:: Extracted entries ::
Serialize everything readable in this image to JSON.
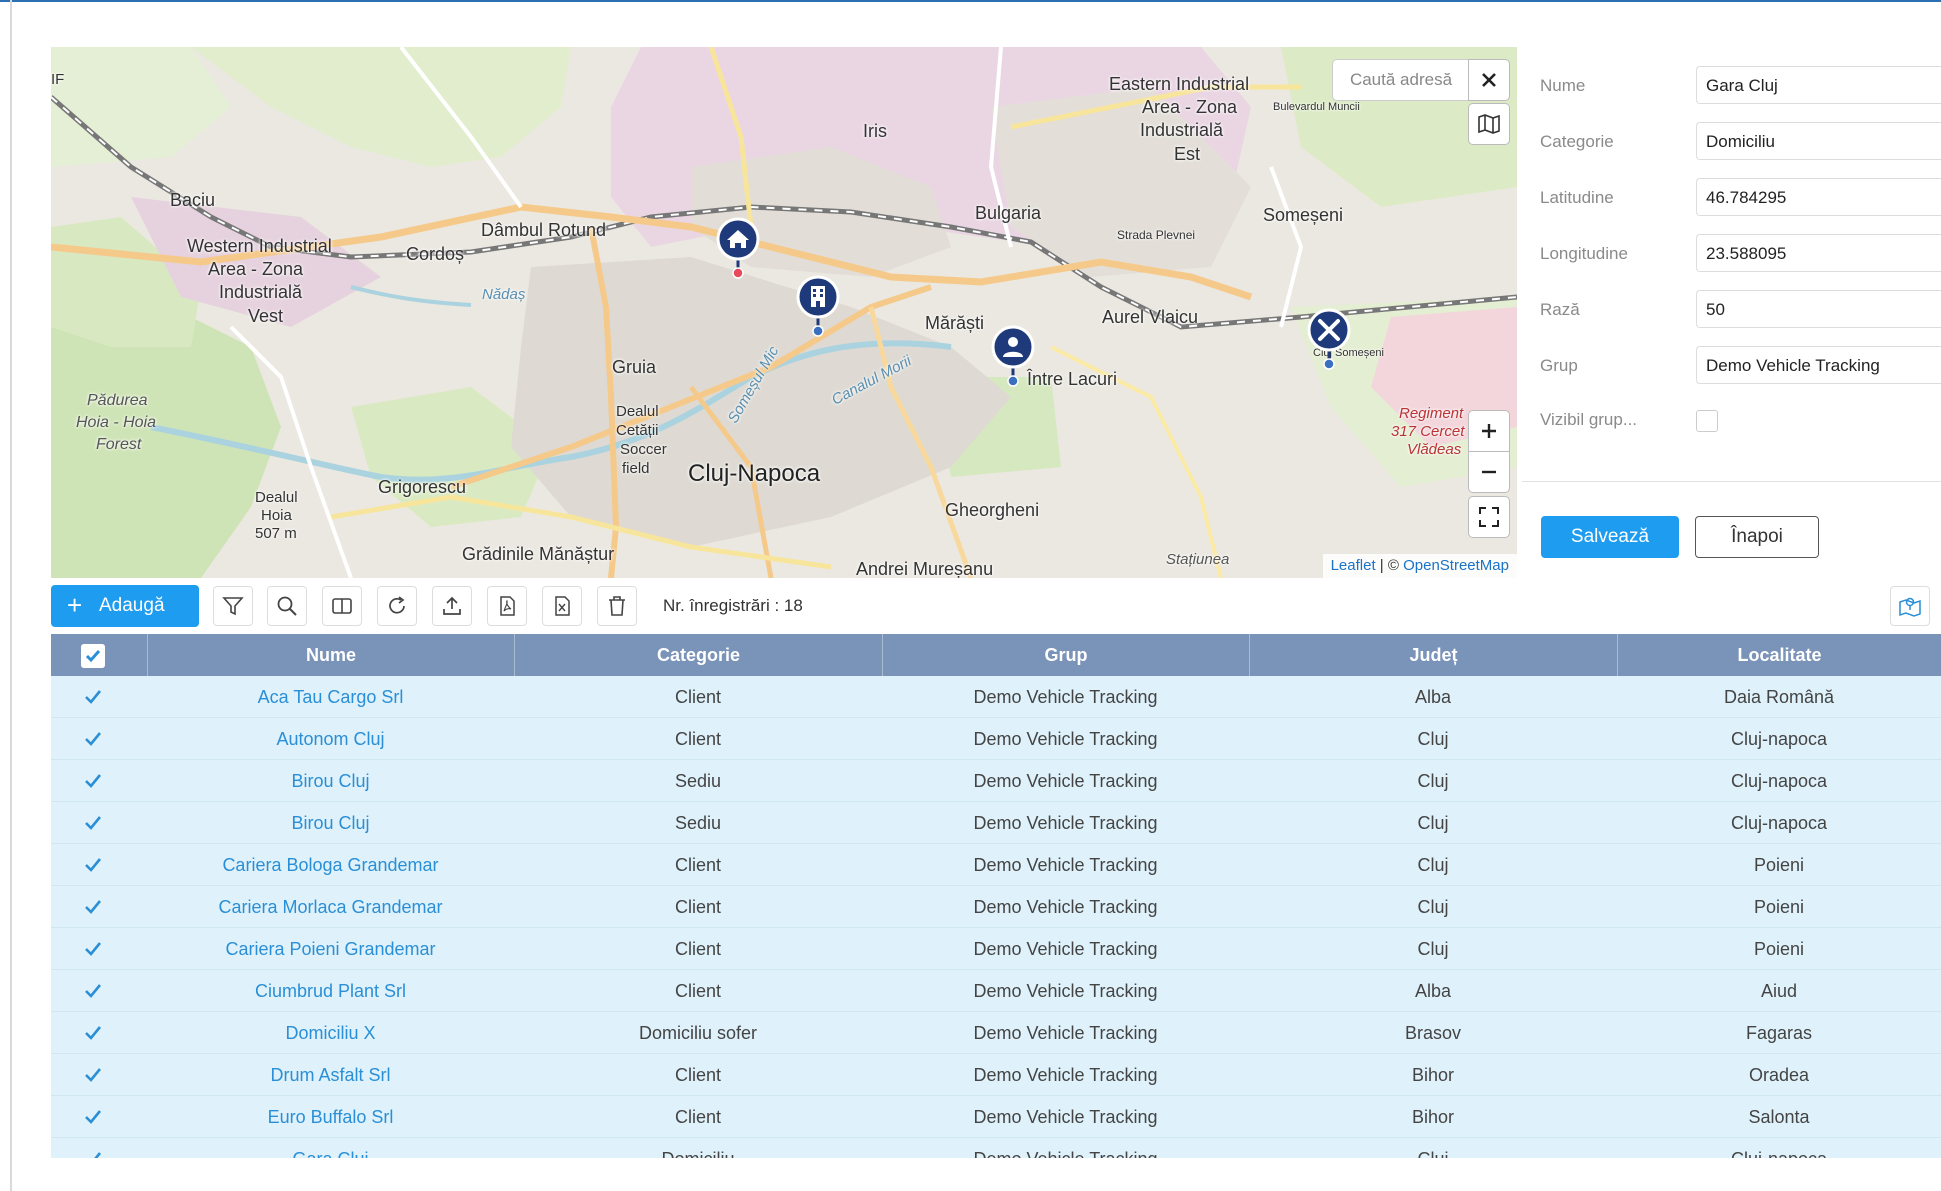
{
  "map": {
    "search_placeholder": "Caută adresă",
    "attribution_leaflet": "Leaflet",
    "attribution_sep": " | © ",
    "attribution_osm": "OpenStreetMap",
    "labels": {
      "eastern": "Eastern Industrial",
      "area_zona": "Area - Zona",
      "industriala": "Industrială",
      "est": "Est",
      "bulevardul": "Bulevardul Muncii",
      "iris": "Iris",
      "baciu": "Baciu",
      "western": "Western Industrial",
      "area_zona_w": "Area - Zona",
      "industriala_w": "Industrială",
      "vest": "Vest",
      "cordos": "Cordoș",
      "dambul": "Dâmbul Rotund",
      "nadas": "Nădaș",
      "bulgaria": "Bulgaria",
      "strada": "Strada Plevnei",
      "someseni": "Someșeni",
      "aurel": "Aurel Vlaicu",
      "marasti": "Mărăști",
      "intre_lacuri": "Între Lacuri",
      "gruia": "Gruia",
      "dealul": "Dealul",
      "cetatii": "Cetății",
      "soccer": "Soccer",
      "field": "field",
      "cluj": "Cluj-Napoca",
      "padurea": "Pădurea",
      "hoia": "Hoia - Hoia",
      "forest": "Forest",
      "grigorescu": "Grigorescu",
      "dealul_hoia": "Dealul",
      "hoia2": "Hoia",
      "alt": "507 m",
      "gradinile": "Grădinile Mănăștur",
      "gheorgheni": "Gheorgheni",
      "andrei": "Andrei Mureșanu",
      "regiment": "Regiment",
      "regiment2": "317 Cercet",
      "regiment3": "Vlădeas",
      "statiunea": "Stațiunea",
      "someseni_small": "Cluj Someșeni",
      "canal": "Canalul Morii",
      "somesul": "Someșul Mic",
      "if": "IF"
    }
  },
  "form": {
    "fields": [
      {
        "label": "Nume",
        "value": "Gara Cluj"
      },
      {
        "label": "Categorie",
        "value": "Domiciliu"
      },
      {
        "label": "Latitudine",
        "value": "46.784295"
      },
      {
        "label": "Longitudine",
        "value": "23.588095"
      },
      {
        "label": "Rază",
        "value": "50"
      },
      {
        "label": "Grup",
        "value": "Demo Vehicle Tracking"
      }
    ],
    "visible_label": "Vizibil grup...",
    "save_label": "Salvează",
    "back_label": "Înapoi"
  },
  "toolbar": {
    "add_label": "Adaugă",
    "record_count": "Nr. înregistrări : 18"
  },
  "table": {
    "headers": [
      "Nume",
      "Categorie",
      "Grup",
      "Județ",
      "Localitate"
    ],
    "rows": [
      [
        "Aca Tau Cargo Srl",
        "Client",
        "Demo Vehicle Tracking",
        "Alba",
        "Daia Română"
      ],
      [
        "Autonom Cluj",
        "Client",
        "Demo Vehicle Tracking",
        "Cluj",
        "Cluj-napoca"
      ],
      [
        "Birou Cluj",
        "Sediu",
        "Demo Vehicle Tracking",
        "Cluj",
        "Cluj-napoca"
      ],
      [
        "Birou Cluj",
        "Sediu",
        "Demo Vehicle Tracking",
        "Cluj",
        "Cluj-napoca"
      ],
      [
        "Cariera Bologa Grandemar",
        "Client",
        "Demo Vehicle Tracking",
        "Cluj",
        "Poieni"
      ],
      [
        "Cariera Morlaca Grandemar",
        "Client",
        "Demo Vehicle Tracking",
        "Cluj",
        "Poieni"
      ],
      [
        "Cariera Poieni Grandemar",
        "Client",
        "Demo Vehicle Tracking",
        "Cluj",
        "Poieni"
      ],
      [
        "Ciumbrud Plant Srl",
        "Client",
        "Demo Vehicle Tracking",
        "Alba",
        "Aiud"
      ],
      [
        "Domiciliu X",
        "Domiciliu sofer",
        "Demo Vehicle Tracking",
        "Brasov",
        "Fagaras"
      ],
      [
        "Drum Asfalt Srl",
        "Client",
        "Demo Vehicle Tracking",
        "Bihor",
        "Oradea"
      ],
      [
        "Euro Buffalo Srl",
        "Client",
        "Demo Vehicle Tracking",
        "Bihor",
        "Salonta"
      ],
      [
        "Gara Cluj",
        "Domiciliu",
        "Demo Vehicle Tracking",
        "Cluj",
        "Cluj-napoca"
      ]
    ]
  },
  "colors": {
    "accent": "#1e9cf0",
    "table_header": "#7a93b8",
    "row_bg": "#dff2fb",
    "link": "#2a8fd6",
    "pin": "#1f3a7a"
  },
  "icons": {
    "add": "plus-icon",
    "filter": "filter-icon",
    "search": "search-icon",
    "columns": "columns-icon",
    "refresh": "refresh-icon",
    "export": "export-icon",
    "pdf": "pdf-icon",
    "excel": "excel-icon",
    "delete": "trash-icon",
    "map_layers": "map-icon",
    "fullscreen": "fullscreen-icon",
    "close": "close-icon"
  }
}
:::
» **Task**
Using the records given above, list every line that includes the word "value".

» **Written solution**
        "value": "Gara Cluj"
        "value": "Domiciliu"
        "value": "46.784295"
        "value": "23.588095"
        "value": "50"
        "value": "Demo Vehicle Tracking"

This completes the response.